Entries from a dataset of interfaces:
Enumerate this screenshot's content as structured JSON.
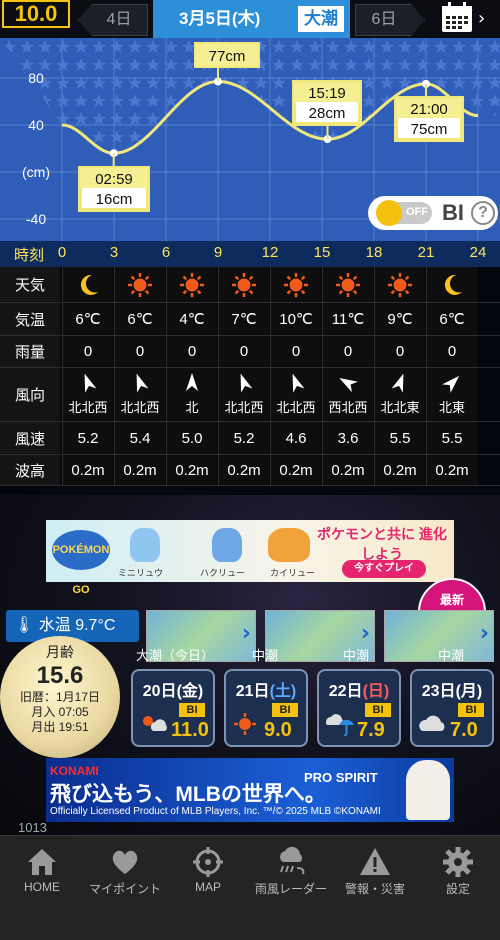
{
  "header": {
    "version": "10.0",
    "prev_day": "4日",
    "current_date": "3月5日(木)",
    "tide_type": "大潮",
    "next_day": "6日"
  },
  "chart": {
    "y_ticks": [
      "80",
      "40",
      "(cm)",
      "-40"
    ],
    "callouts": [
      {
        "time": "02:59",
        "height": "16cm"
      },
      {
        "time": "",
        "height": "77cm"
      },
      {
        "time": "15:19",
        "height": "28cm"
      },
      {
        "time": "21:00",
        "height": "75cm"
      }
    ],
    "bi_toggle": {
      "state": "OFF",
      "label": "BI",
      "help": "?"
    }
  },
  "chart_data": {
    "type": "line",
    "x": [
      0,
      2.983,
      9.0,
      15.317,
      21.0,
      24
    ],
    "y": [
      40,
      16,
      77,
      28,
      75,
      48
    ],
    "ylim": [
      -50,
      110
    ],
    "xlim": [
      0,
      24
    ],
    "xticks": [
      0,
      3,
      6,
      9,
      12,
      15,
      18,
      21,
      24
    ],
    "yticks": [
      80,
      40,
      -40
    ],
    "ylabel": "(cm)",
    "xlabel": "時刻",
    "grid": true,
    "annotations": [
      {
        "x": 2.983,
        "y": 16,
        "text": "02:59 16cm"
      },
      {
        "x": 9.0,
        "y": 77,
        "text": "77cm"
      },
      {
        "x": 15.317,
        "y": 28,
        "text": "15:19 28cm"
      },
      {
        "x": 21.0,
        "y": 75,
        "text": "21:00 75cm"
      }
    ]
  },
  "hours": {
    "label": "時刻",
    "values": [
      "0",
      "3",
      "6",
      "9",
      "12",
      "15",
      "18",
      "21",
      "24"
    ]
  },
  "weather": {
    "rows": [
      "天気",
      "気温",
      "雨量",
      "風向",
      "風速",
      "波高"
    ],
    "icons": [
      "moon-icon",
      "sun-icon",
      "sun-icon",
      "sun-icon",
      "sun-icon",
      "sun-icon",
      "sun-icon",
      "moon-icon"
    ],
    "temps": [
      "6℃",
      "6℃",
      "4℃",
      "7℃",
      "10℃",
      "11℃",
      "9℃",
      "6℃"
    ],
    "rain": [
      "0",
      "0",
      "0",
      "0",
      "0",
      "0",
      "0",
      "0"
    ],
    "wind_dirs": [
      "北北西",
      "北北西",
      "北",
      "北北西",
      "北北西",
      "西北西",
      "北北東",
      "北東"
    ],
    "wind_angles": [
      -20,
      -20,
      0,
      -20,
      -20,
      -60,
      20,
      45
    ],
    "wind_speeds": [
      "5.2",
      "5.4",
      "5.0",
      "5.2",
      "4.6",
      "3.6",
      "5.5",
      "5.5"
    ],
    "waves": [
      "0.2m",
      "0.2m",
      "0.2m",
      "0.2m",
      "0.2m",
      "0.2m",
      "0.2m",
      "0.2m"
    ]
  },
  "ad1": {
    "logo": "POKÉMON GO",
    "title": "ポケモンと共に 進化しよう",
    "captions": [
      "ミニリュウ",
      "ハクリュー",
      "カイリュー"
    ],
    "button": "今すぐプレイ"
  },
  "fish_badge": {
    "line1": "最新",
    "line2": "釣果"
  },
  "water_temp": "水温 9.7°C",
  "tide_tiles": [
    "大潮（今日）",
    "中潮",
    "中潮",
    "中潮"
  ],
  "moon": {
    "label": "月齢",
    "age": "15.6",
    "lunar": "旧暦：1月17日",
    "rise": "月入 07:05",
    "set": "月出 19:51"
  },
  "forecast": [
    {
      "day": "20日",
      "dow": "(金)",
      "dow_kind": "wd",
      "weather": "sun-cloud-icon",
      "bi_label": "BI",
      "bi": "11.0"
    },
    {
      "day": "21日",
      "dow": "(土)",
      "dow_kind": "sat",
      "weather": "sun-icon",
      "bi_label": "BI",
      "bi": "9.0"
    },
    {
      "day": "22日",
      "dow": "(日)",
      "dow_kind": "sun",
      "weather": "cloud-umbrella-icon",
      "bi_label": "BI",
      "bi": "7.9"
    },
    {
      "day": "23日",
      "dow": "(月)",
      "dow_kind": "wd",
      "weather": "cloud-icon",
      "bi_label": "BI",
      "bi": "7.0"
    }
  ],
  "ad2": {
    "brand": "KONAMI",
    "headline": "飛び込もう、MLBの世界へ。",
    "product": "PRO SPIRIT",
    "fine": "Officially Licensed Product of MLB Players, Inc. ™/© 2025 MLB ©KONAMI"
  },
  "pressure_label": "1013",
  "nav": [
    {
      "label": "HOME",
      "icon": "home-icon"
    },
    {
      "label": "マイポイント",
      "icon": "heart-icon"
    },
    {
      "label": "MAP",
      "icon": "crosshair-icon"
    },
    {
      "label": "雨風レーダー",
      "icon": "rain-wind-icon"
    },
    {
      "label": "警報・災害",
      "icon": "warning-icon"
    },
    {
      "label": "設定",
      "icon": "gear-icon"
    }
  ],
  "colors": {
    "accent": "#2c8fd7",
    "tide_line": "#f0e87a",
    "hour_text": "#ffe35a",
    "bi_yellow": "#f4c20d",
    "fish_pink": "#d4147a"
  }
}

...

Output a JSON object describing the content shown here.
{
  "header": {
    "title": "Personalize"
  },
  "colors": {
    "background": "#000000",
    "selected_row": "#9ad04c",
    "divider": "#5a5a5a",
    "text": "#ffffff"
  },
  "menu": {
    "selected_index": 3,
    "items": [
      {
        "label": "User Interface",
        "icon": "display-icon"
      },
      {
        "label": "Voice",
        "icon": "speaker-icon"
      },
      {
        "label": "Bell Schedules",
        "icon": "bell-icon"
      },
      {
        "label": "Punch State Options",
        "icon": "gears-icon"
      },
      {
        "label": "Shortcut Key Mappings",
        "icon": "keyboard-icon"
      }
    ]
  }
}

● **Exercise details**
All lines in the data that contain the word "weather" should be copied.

● **Solved exercise**
  "weather": {
      "weather": "sun-cloud-icon",
      "weather": "sun-icon",
      "weather": "cloud-umbrella-icon",
      "weather": "cloud-icon",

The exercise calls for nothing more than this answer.